(Rhey T. Snodgrass & Victor F. Camp, 1922)
M- -O- – – R . – . S . . . E . /
C – . – . O – – – D – . . E .
Have you ever noticed someone rhythmically tapping their hand on the side of their car door as they’re waiting in traffic? Noticed a light source seemingly display flickers at varying intervals? Have you ever needed to tell someone something without anyone knowing the secret message you wanted to convey? Well, it might surprise you that people do exactly that with countless means, possibly even around you while you’re utterly oblivious to the fact. One of the many methods of coding, is called Morse Code. Named after American Inventor Samuel F. B. Morse, the inventor of the telegraph.
THE SIMPLIFICATION OF MORSE CODE
There are three signals used in communication by Morse Code. To make it simpler the standard unit of time will equate to one second. First is the Dit ( . ), tap something for one second, that’s one dit. The next signal is referred to as a dah ( – ). The dah lasts for three units/seconds. The third signal, is communication silence ( / ).
The silence works in three ways:
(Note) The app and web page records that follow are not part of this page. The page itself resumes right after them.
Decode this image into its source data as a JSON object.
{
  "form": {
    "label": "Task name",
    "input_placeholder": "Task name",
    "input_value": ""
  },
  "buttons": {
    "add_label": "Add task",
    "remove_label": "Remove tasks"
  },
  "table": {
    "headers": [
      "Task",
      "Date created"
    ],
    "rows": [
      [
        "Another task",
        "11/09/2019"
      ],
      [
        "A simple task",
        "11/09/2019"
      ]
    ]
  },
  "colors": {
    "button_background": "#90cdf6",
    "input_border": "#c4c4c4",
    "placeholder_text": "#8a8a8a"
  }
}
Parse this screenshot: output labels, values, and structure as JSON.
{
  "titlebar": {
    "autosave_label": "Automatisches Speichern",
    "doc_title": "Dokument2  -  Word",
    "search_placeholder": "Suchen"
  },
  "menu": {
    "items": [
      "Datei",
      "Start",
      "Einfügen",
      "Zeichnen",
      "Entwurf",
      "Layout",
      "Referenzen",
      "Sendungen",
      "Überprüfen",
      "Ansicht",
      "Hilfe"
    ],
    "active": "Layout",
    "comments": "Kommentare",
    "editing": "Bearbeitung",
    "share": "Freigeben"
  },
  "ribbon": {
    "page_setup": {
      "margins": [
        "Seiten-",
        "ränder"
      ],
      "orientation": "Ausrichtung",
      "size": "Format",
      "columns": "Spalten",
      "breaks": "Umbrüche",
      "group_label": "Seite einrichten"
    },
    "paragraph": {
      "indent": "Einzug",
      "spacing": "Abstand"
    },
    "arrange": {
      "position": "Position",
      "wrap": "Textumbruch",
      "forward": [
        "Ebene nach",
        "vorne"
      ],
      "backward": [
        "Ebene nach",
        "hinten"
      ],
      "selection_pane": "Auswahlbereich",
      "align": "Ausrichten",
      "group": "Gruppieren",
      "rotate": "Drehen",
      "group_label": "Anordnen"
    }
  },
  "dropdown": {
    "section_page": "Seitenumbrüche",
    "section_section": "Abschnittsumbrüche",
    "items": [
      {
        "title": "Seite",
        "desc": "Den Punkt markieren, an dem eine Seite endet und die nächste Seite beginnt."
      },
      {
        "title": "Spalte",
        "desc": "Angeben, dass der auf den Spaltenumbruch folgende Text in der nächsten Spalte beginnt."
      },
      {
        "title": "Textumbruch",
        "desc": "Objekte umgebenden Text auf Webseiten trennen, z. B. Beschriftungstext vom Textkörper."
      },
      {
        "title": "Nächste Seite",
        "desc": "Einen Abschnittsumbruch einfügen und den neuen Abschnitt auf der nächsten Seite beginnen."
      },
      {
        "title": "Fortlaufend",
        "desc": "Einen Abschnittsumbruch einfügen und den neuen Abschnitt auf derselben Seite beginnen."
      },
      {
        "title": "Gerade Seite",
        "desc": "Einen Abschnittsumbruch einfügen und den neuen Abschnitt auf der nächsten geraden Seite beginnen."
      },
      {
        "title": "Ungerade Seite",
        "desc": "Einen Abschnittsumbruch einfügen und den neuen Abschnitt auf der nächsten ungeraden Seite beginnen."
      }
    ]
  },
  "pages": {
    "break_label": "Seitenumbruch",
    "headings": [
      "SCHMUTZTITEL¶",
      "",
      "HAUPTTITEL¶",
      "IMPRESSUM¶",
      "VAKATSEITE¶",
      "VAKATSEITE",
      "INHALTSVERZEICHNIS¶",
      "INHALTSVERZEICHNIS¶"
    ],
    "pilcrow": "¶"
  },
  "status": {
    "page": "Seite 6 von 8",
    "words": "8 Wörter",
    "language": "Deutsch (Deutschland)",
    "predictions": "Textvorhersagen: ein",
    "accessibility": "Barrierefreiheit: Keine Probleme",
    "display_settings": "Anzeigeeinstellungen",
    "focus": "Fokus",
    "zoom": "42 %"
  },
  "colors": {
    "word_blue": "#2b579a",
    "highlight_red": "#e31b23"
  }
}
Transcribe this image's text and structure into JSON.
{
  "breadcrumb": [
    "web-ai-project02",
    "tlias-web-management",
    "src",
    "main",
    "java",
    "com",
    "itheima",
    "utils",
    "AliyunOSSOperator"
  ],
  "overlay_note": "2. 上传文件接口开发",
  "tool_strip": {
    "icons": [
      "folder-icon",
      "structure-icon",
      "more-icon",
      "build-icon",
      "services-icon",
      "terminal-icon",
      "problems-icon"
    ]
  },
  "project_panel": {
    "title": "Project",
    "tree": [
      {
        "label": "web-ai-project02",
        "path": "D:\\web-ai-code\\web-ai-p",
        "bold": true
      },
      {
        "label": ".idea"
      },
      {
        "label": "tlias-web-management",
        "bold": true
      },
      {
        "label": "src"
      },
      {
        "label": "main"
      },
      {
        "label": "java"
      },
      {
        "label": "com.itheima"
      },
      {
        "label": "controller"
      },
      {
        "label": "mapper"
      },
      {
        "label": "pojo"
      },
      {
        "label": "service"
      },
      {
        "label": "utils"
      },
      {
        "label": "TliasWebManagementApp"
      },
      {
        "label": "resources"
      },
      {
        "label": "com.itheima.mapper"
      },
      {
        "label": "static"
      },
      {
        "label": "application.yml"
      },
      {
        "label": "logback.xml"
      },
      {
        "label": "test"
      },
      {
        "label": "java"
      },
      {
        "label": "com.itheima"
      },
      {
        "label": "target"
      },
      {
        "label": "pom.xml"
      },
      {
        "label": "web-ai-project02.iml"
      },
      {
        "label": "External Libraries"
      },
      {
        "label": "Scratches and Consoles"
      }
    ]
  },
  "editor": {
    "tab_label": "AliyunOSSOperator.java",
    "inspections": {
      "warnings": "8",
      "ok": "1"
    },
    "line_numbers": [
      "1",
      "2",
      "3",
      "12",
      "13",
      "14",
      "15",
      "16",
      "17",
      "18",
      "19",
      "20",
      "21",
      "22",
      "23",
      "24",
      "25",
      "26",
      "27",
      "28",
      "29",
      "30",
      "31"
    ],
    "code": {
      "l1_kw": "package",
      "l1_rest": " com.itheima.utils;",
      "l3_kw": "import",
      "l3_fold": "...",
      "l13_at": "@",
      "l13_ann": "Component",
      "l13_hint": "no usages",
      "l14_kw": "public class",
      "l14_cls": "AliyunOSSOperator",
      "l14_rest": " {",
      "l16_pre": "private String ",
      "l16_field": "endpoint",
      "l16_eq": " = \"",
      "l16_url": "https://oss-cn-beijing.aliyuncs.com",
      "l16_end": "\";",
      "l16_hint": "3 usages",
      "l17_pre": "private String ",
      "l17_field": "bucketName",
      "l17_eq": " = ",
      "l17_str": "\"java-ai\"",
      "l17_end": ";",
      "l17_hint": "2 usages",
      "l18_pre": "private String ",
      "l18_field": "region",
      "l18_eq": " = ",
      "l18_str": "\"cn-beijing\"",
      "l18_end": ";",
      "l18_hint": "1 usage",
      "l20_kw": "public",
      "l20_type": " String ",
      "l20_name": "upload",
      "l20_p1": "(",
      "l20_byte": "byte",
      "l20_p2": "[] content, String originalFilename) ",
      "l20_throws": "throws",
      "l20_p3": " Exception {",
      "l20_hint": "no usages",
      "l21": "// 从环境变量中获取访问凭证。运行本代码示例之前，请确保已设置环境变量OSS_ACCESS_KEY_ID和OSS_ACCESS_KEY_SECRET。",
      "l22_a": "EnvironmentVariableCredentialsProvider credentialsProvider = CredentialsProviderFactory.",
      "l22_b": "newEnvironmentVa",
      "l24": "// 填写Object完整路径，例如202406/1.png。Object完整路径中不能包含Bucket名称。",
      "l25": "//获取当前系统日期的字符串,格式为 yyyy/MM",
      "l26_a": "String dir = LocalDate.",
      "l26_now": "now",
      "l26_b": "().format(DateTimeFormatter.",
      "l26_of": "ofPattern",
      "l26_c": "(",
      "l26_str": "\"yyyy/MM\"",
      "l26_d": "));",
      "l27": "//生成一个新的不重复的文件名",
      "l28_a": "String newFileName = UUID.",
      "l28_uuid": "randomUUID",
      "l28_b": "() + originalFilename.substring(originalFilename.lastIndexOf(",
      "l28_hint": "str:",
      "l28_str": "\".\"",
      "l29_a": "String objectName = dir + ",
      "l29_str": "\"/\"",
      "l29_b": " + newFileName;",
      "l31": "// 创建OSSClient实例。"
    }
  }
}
After one component signal of one letter, wait one unit/one second before the next component is added. For example the letter “H” = . . . . Which equates to dit, pause for 1 unit/second, dit, pause for 1 unit/second, dit, pause for 1 unit/second, dit.
Letter is complete.
After the prior letter has been completed, you then wait a further three units/seconds before moving on to the next letter. Which might be the letter “I” = . . so after waiting the three unit/second interval, you would dit, pause for 1 unit/second, dit, if the airways remain clear, you have sent the message “HI”.
Word is complete.
Once a word has been completed and you intend to send another following word, you wait a further seven units/seconds. Then commence the process for the next word.
Substituting the dit . with a – dah when necessary. Merely changing the units/seconds, 1 for dit, 3 for dah.
THE MOST NECESSARY MORSE CODE SEQUENCE
S O S
(Believed to mean “Save Our Ship/Souls” though that was actually a backronym that came about from people making something out of the three letters appearing in this continuous distress signal code.)
… / — / …
Dit, 1 unit/second, dit 1 unit/second, dit. Seven seconds. Dash, 1 unit/second, dash, 1 unit/second, dash. Seven seconds. Dit, 1 unit/second, dit, 1 unit/second, dit.
To save time there are many unique abbreviated codes used also, such as ..–.. which means ? or “say again?”
There are various means to aid in Morse Code translations, but as antiquated as the practice of sending slow time-consuming signals may seem, a time may arise when it could come in handy.
One method you can use to communicate Morse code quickly in close proximity is by using your hand. Index finger tapping equates to a dit, middle finger tap equates to a dah. Raising thumb, or palm of hand is a new word. The system can be refined depending on what suits you and whoever you’re communicating with.